**Exercise requirements:** Show all lines containing "Normal" from the data below.

**Source information:**
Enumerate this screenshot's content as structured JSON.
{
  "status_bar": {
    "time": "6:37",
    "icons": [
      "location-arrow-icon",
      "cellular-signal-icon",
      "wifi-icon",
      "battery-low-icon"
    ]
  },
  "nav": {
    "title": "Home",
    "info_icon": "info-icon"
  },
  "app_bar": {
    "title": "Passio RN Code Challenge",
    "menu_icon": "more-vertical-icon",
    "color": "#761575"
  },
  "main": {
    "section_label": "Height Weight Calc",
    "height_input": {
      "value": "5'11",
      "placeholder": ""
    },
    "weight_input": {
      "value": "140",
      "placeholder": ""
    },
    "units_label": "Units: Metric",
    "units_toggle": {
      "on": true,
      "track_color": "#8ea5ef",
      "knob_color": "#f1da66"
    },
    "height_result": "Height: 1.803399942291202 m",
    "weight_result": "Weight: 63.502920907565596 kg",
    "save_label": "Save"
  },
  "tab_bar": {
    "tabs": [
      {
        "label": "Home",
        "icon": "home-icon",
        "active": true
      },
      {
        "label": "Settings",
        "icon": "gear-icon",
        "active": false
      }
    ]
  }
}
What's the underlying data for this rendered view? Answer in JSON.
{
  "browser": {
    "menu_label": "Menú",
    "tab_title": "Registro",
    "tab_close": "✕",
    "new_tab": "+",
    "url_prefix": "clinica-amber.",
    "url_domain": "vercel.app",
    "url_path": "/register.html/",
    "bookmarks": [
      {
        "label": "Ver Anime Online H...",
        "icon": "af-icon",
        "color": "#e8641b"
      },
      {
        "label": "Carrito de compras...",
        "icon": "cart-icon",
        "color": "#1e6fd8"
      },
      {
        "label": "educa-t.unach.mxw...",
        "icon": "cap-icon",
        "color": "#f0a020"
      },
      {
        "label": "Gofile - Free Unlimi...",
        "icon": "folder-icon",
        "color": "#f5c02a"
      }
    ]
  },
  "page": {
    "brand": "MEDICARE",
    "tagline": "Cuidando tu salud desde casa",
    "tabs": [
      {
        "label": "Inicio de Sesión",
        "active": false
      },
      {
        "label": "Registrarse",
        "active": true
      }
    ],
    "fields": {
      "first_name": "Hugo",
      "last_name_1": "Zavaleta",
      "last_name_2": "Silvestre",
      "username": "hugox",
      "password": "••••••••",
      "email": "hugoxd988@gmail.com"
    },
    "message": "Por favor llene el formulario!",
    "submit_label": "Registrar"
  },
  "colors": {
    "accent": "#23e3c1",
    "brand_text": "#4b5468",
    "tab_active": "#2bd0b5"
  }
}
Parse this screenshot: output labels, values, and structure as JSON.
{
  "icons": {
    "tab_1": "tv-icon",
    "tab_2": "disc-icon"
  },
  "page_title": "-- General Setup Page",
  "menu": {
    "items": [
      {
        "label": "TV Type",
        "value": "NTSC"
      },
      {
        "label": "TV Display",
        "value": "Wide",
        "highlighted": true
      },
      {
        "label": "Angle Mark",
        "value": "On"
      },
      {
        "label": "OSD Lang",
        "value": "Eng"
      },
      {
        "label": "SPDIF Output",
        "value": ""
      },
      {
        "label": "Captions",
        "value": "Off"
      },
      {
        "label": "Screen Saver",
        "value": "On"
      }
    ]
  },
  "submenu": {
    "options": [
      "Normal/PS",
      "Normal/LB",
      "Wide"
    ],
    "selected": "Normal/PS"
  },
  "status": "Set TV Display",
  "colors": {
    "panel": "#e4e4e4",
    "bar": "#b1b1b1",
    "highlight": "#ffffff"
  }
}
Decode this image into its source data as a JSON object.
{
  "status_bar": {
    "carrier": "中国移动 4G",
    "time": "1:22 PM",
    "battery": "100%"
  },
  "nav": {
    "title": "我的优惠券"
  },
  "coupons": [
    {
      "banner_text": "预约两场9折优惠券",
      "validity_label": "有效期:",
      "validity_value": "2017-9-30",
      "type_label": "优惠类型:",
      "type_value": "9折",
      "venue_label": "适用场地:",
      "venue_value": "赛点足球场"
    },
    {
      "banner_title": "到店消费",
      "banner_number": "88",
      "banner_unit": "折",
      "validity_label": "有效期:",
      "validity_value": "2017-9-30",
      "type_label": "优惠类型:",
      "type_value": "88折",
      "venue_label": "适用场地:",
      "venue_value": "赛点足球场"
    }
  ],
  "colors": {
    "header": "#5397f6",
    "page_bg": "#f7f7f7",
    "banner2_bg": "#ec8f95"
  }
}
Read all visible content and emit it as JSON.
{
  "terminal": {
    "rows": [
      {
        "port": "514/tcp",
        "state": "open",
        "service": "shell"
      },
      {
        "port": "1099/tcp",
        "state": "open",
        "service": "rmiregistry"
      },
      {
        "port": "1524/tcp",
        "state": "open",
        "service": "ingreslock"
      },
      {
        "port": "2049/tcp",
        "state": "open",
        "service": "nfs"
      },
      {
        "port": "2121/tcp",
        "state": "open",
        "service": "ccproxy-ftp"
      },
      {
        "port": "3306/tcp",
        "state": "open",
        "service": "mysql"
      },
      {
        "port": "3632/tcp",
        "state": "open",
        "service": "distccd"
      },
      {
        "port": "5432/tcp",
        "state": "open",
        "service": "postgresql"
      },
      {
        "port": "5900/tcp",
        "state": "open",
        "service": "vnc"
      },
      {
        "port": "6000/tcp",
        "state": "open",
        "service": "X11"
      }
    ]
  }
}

**Solution:**
      "Normal/PS",
      "Normal/LB",
    "selected": "Normal/PS"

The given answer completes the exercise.